Since dikyklos () and tetrakyklos () mean nothing but "two-wheeler" and "four-wheeler," and since the monokyklos () body is sandwiched in the Eleusis inventory between a four-wheeler body and its four wheels, to take it as anything but a one-wheeler strains credulity far beyond breaking point. It can only be a wheelbarrow, necessarily guided and balanced by a man...what does now emerge as certainty is that the wheelbarrow did not, as is universally claimed, make its European debut in the . It was there some sixteen centuries before.
|WHEELBARROW WEIGHT CAPACITY||300 LBS|
|WHEELBARROW VOLUME CAPACITY||~3FT3|
|DOLLY LOAD CAPACITY||300 LBS|
|CART WEIGHT||41 LBS|
Near the southern border of one finds a kind of wheelbarrow much larger than that which I have been describing, and drawn by a or a . But judge by my surprise when today I saw a whole of wheelbarrows of the same size. I say, with deliberation, a fleet, for each of them had a sail, mounted on a small mast exactly fixed in a socket arranged at the forward end of the barrow. The sail, made of matting, or more often of cloth, is five or six feet high, and three or four feet broad, with stays, sheets, and , just as on a . The sheets join the shafts of the wheelbarrow and can thus be manipulated by the man in charge.
Although there are records of Chinese sailing carriages from the 6th century these vehicles were not wheelbarrows, and the date of which the sail assisted wheelbarrow was invented is uncertain.

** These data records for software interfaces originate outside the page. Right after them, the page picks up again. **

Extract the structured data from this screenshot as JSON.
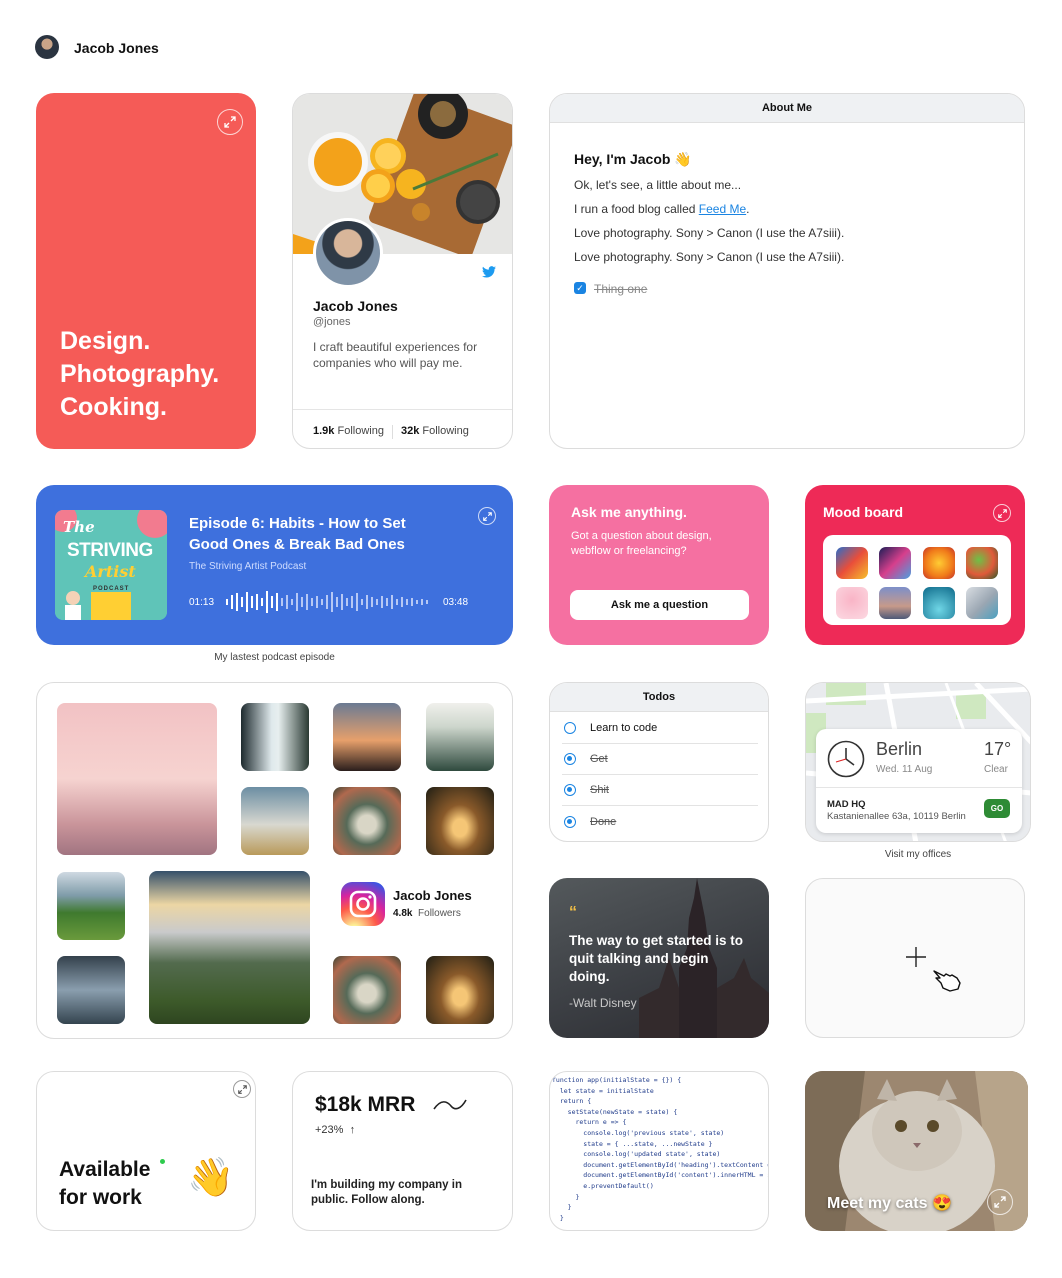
{
  "header": {
    "user_name": "Jacob Jones"
  },
  "hero": {
    "lines": [
      "Design.",
      "Photography.",
      "Cooking."
    ]
  },
  "twitter": {
    "name": "Jacob Jones",
    "handle": "@jones",
    "bio": "I craft beautiful experiences for companies who will pay me.",
    "stat1_value": "1.9k",
    "stat1_label": "Following",
    "stat2_value": "32k",
    "stat2_label": "Following"
  },
  "about": {
    "title": "About Me",
    "greeting": "Hey, I'm Jacob 👋",
    "line1": "Ok, let's see, a little about me...",
    "line2_prefix": "I run a food blog called ",
    "line2_link": "Feed Me",
    "line2_suffix": ".",
    "line3": "Love photography. Sony > Canon (I use the A7siii).",
    "line4": "Love photography. Sony > Canon (I use the A7siii).",
    "checklist_item": "Thing one"
  },
  "podcast": {
    "title": "Episode 6: Habits - How to Set Good Ones & Break Bad Ones",
    "show": "The Striving Artist Podcast",
    "time_current": "01:13",
    "time_total": "03:48",
    "caption": "My lastest podcast episode",
    "art_text_1": "The",
    "art_text_2": "STRIVING",
    "art_text_3": "Artist",
    "art_text_4": "PODCAST"
  },
  "ask": {
    "title": "Ask me anything.",
    "subtitle": "Got a question about design, webflow or freelancing?",
    "button": "Ask me a question"
  },
  "mood": {
    "title": "Mood board"
  },
  "instagram": {
    "name": "Jacob Jones",
    "followers_value": "4.8k",
    "followers_label": "Followers"
  },
  "todos": {
    "title": "Todos",
    "items": [
      {
        "label": "Learn to code",
        "done": false
      },
      {
        "label": "Get",
        "done": true
      },
      {
        "label": "Shit",
        "done": true
      },
      {
        "label": "Done",
        "done": true
      }
    ]
  },
  "map": {
    "city": "Berlin",
    "date": "Wed. 11 Aug",
    "temp": "17°",
    "condition": "Clear",
    "office_name": "MAD HQ",
    "office_address": "Kastanienallee 63a, 10119 Berlin",
    "go_label": "GO",
    "caption": "Visit my offices"
  },
  "quote": {
    "mark": "“",
    "text": "The way to get started is to quit talking and begin doing.",
    "author": "-Walt Disney"
  },
  "available": {
    "line1": "Available",
    "line2": "for work"
  },
  "mrr": {
    "value": "$18k MRR",
    "growth": "+23%",
    "growth_arrow": "↑",
    "description": "I'm building my company in public. Follow along."
  },
  "code": {
    "lines": [
      "function app(initialState = {}) {",
      "  let state = initialState",
      "  return {",
      "    setState(newState = state) {",
      "      return e => {",
      "        console.log('previous state', state)",
      "        state = { ...state, ...newState }",
      "        console.log('updated state', state)",
      "        document.getElementById('heading').textContent = st",
      "        document.getElementById('content').innerHTML = stat",
      "        e.preventDefault()",
      "      }",
      "    }",
      "  }",
      "}"
    ]
  },
  "cats": {
    "title": "Meet my cats 😍"
  },
  "colors": {
    "hero": "#f55b57",
    "podcast": "#3e70dd",
    "ask": "#f570a1",
    "mood": "#ee2a57",
    "link": "#1a84e2"
  }
}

Engravings are found in van Braam Houckgeest's 1797 book.